- [Task brief]
Select all lines holding the word "Show" from the entries that follow.

- [Exercise data]

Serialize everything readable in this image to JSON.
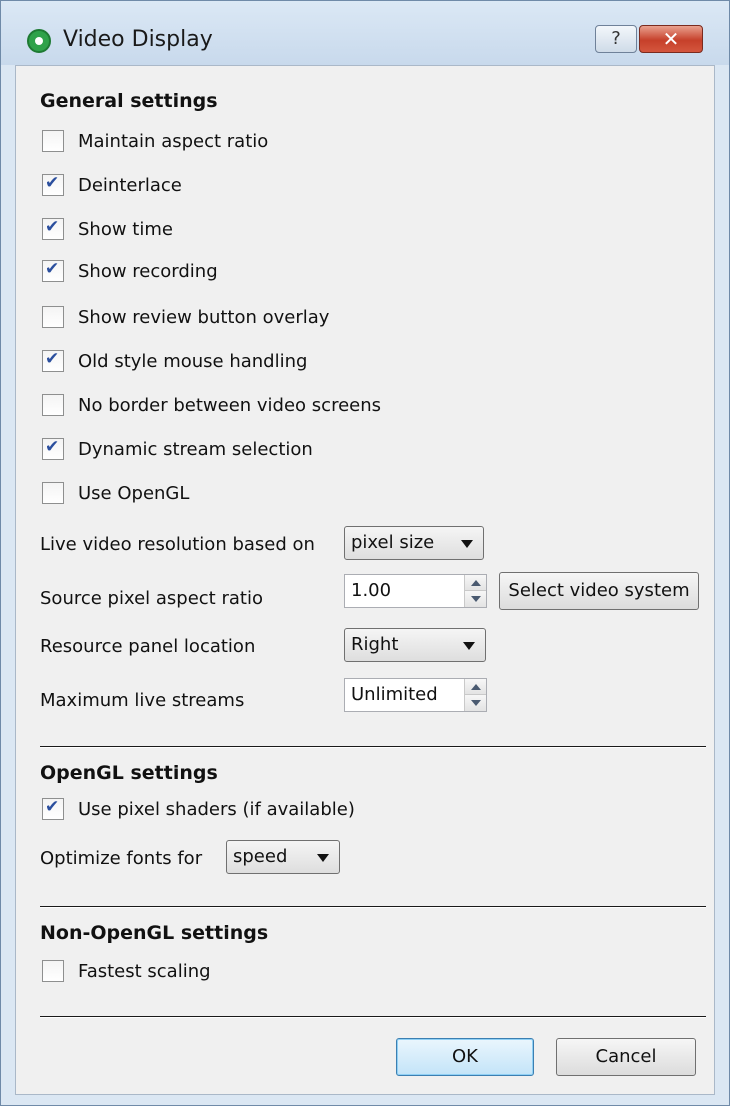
{
  "window": {
    "title": "Video Display",
    "help_label": "?",
    "close_label": "✕"
  },
  "general": {
    "title": "General settings",
    "options": [
      {
        "label": "Maintain aspect ratio",
        "checked": false
      },
      {
        "label": "Deinterlace",
        "checked": true
      },
      {
        "label": "Show time",
        "checked": true
      },
      {
        "label": "Show recording",
        "checked": true
      },
      {
        "label": "Show review button overlay",
        "checked": false
      },
      {
        "label": "Old style mouse handling",
        "checked": true
      },
      {
        "label": "No border between video screens",
        "checked": false
      },
      {
        "label": "Dynamic stream selection",
        "checked": true
      },
      {
        "label": "Use OpenGL",
        "checked": false
      }
    ],
    "live_resolution_label": "Live video resolution based on",
    "live_resolution_value": "pixel size",
    "source_aspect_label": "Source pixel aspect ratio",
    "source_aspect_value": "1.00",
    "select_video_system_label": "Select video system",
    "resource_panel_label": "Resource panel location",
    "resource_panel_value": "Right",
    "max_streams_label": "Maximum live streams",
    "max_streams_value": "Unlimited"
  },
  "opengl": {
    "title": "OpenGL settings",
    "pixel_shaders_label": "Use pixel shaders (if available)",
    "pixel_shaders_checked": true,
    "optimize_fonts_label": "Optimize fonts for",
    "optimize_fonts_value": "speed"
  },
  "non_opengl": {
    "title": "Non-OpenGL settings",
    "fastest_scaling_label": "Fastest scaling",
    "fastest_scaling_checked": false
  },
  "footer": {
    "ok_label": "OK",
    "cancel_label": "Cancel"
  }
}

- [Result of the exercise]
        "label": "Show time",
        "label": "Show recording",
        "label": "Show review button overlay",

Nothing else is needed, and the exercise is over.